**Problem statement:** Work through the data below line by line and say how many lines hold "Draw"; give only the number.
[Information given Boundary: Start]
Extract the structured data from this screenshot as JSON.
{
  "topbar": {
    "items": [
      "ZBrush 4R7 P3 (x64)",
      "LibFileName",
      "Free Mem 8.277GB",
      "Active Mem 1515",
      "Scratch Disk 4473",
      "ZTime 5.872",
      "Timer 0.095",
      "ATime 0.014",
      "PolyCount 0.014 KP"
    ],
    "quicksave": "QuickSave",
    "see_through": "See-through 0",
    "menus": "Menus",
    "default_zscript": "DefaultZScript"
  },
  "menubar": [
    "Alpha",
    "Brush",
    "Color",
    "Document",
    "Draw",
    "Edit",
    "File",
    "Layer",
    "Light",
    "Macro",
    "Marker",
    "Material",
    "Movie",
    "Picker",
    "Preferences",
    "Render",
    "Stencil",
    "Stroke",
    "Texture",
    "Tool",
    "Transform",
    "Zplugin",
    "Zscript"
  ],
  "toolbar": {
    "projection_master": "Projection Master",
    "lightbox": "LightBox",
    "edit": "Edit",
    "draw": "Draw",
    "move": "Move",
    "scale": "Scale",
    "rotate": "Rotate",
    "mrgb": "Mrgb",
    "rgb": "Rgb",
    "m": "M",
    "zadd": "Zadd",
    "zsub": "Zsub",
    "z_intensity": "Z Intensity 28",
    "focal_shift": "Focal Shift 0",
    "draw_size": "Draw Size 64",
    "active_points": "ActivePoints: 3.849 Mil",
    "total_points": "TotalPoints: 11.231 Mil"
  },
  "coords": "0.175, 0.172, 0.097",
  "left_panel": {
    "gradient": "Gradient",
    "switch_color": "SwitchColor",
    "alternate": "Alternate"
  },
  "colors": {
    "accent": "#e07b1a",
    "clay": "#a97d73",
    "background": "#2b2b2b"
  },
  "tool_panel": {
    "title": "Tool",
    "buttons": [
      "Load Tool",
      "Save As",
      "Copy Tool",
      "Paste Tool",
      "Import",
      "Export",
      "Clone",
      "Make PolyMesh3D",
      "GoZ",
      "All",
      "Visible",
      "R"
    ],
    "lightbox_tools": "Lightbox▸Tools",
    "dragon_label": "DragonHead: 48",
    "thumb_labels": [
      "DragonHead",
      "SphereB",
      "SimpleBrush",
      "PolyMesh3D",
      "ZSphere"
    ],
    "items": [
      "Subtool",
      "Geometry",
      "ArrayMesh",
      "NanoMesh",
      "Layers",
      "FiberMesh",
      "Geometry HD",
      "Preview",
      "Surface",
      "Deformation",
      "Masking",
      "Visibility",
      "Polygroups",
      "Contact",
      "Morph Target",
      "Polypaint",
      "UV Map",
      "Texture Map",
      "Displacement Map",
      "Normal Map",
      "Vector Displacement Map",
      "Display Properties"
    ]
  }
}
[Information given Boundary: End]
**Output:** 3